- [YOUR OBJECTIVE] Figure out the number of lines in the entries that hold the string "this", then give that number and nothing else.

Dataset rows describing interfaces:
========

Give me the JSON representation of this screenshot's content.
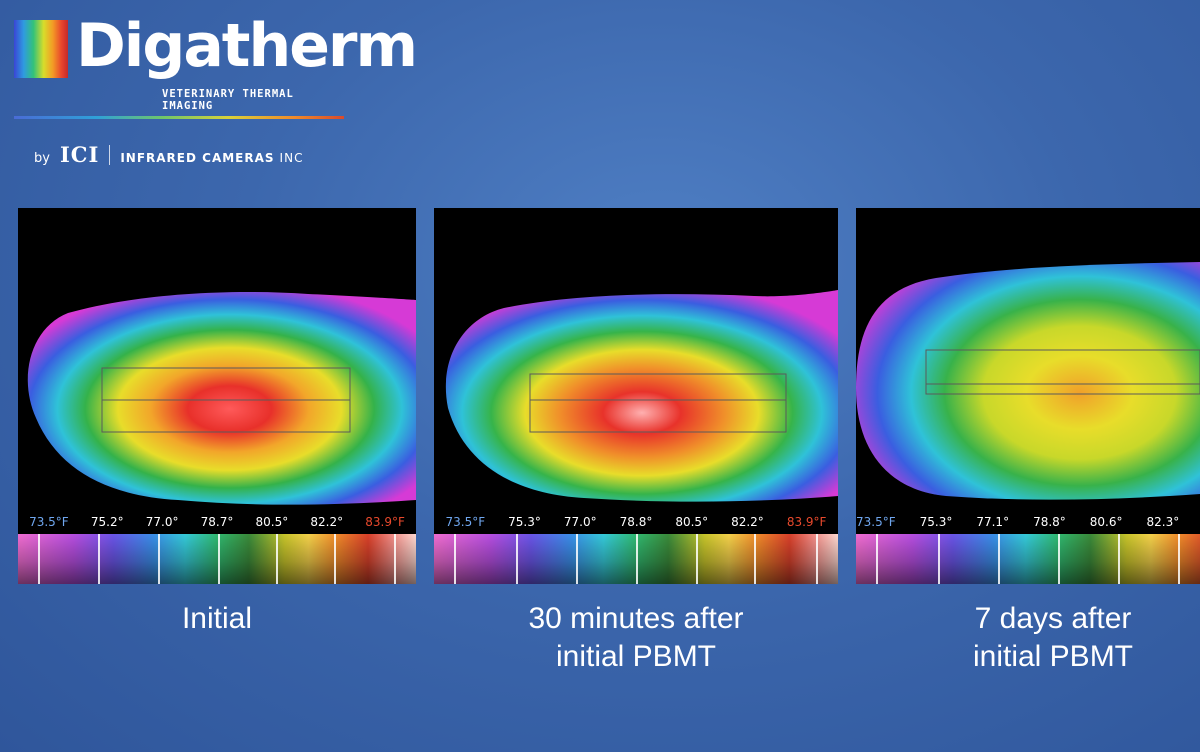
{
  "brand": {
    "name": "Digatherm",
    "tagline": "VETERINARY THERMAL IMAGING",
    "by": "by",
    "ici": "ICI",
    "company": "INFRARED CAMERAS",
    "company_suffix": "INC",
    "spectrum_icon": "spectrum-bars-icon"
  },
  "panels": [
    {
      "scale": [
        "73.5°F",
        "75.2°",
        "77.0°",
        "78.7°",
        "80.5°",
        "82.2°",
        "83.9°F"
      ],
      "caption": [
        "Initial"
      ]
    },
    {
      "scale": [
        "73.5°F",
        "75.3°",
        "77.0°",
        "78.8°",
        "80.5°",
        "82.2°",
        "83.9°F"
      ],
      "caption": [
        "30 minutes after",
        "initial PBMT"
      ]
    },
    {
      "scale": [
        "73.5°F",
        "75.3°",
        "77.1°",
        "78.8°",
        "80.6°",
        "82.3°"
      ],
      "caption": [
        "7 days after",
        "initial PBMT"
      ]
    }
  ],
  "colors": {
    "background": "#3c67ad",
    "scale_low": "#6fa6ee",
    "scale_high": "#e8492c"
  }
}
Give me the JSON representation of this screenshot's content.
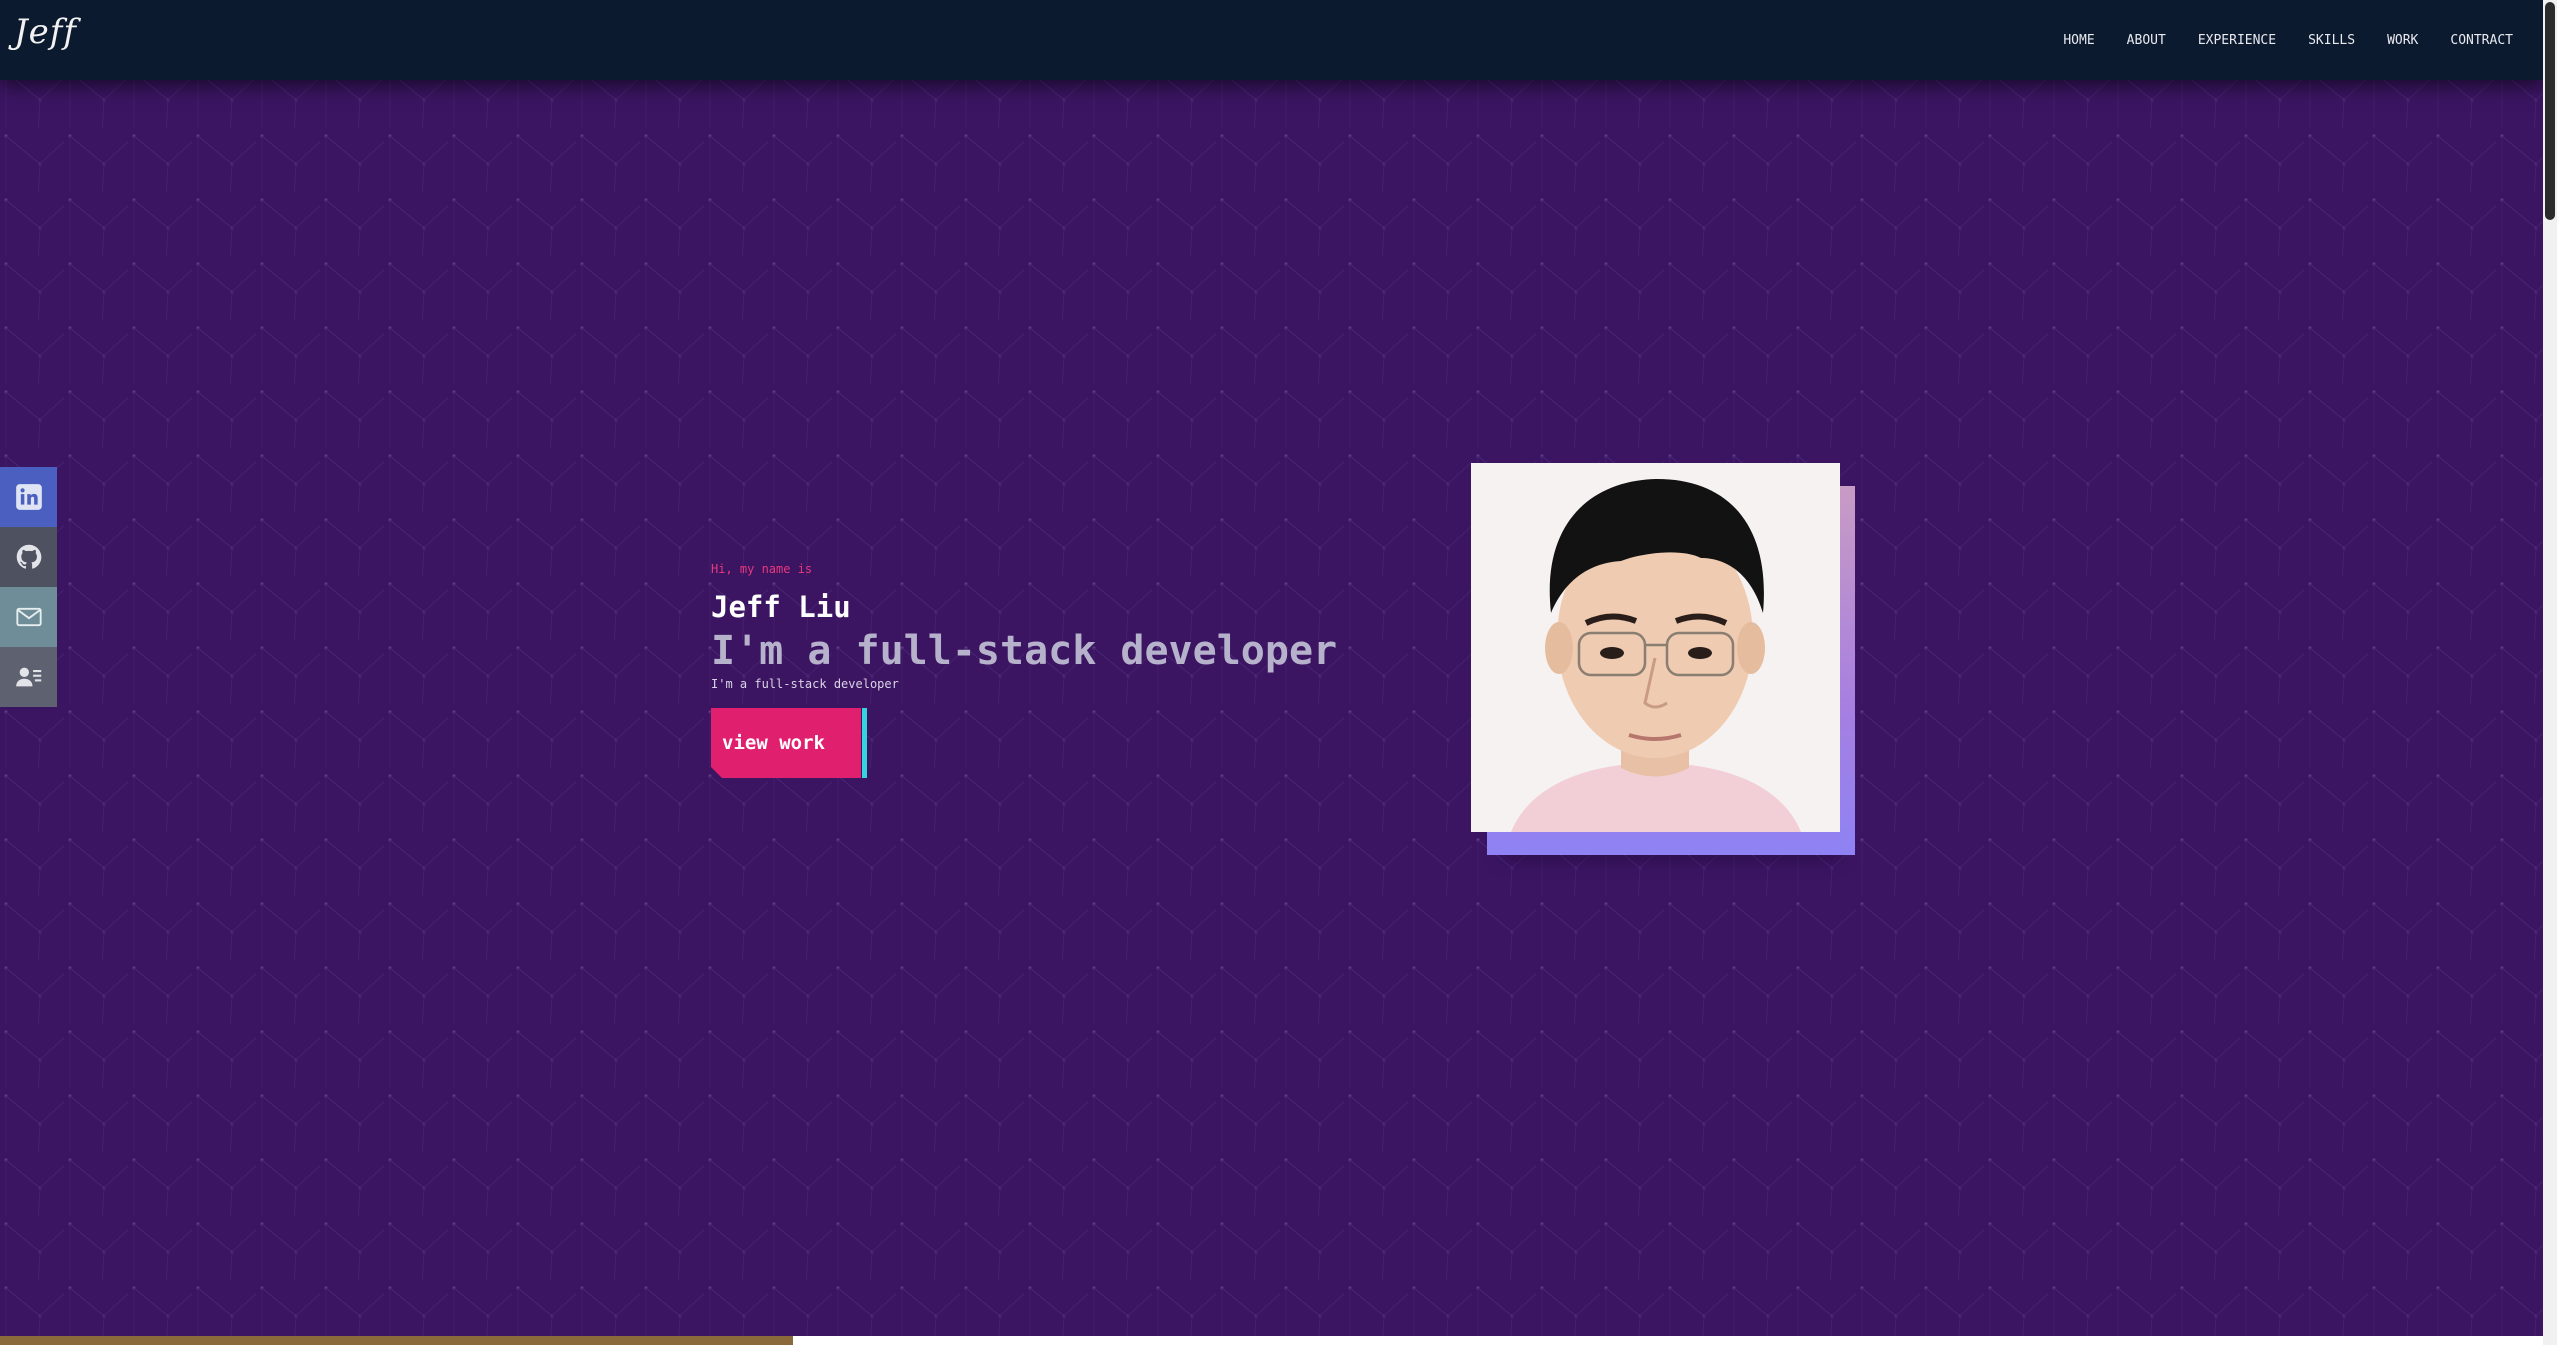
{
  "header": {
    "logo": "Jeff",
    "nav": [
      {
        "label": "HOME"
      },
      {
        "label": "ABOUT"
      },
      {
        "label": "EXPERIENCE"
      },
      {
        "label": "SKILLS"
      },
      {
        "label": "WORK"
      },
      {
        "label": "CONTRACT"
      }
    ]
  },
  "social": [
    {
      "icon": "linkedin-icon",
      "color": "#4a5fbf"
    },
    {
      "icon": "github-icon",
      "color": "#4e5160"
    },
    {
      "icon": "mail-icon",
      "color": "#6e8d98"
    },
    {
      "icon": "resume-icon",
      "color": "#5d6170"
    }
  ],
  "hero": {
    "greeting": "Hi, my name is",
    "name": "Jeff Liu",
    "headline": "I'm a full-stack developer",
    "subline": "I'm a full-stack developer",
    "cta_label": "view work"
  },
  "colors": {
    "background": "#3b1562",
    "navbar": "#0b1a2e",
    "accent_pink": "#e0206f",
    "accent_cyan": "#35d3e0"
  }
}
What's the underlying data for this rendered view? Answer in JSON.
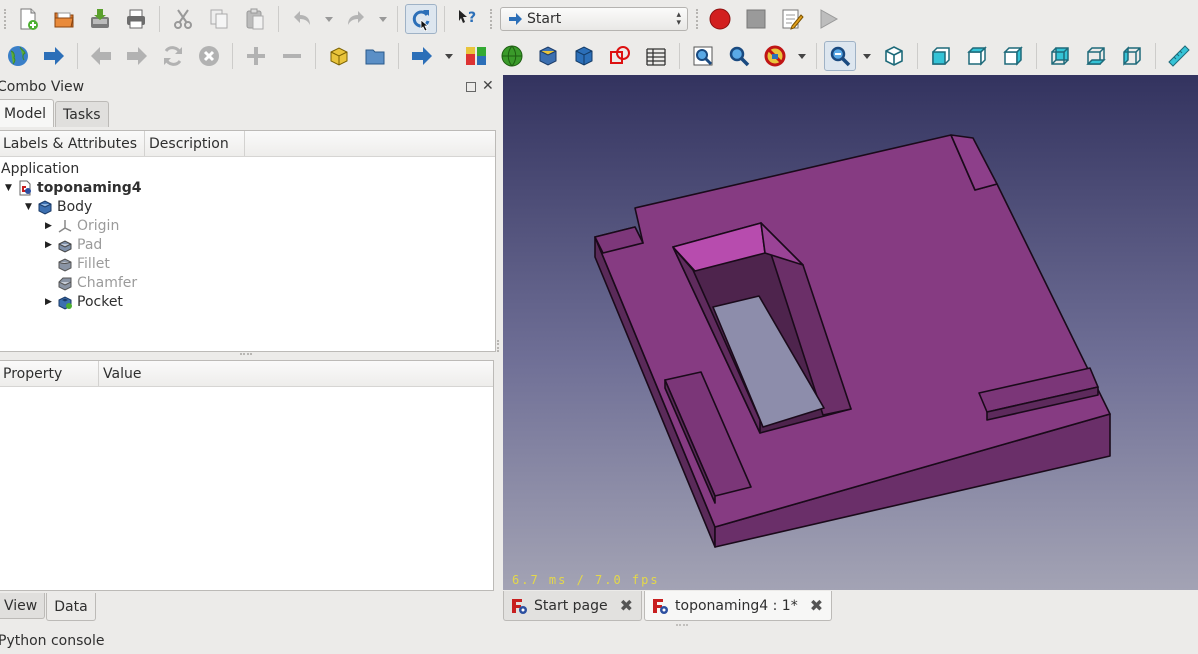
{
  "toolbar1": {
    "workbench_selector": "Start",
    "items": [
      "new-document",
      "open-document",
      "save-document",
      "print-document",
      "cut",
      "copy",
      "paste",
      "undo",
      "redo",
      "refresh",
      "whats-this",
      "workbench-selector",
      "record-macro",
      "stop-macro",
      "edit-macro",
      "execute-macro"
    ]
  },
  "toolbar2": {
    "items": [
      "web-home",
      "web-go",
      "back",
      "forward",
      "reload",
      "stop",
      "zoom-in-web",
      "zoom-out-web",
      "part",
      "group",
      "link-actions",
      "compound",
      "sphere",
      "box-shape",
      "cube",
      "draw-style",
      "spreadsheet",
      "view-fit-all",
      "view-fit-selection",
      "draw-style-toggle",
      "std-view-zoom",
      "axonometric",
      "front",
      "top",
      "right",
      "rear",
      "bottom",
      "left",
      "measure"
    ]
  },
  "combo": {
    "title": "Combo View",
    "tabs": [
      {
        "label": "Model",
        "active": true
      },
      {
        "label": "Tasks",
        "active": false
      }
    ],
    "tree_headers": [
      "Labels & Attributes",
      "Description"
    ],
    "tree": [
      {
        "label": "Application",
        "level": 0,
        "expander": "",
        "icon": "",
        "style": "normal"
      },
      {
        "label": "toponaming4",
        "level": 1,
        "expander": "open",
        "icon": "document-icon",
        "style": "bold"
      },
      {
        "label": "Body",
        "level": 2,
        "expander": "open",
        "icon": "body-icon",
        "style": "normal"
      },
      {
        "label": "Origin",
        "level": 3,
        "expander": "closed",
        "icon": "origin-icon",
        "style": "dim"
      },
      {
        "label": "Pad",
        "level": 3,
        "expander": "closed",
        "icon": "pad-icon",
        "style": "dim"
      },
      {
        "label": "Fillet",
        "level": 3,
        "expander": "",
        "icon": "fillet-icon",
        "style": "dim"
      },
      {
        "label": "Chamfer",
        "level": 3,
        "expander": "",
        "icon": "chamfer-icon",
        "style": "dim"
      },
      {
        "label": "Pocket",
        "level": 3,
        "expander": "closed",
        "icon": "pocket-icon",
        "style": "normal"
      }
    ],
    "property_headers": [
      "Property",
      "Value"
    ],
    "prop_tabs": [
      {
        "label": "View",
        "active": false
      },
      {
        "label": "Data",
        "active": true
      }
    ]
  },
  "view3d": {
    "fps": "6.7 ms / 7.0 fps",
    "model_color": "#7f3a7a"
  },
  "doc_tabs": [
    {
      "label": "Start page",
      "active": false
    },
    {
      "label": "toponaming4 : 1*",
      "active": true
    }
  ],
  "python_console": "Python console"
}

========

- [ANSWER] 4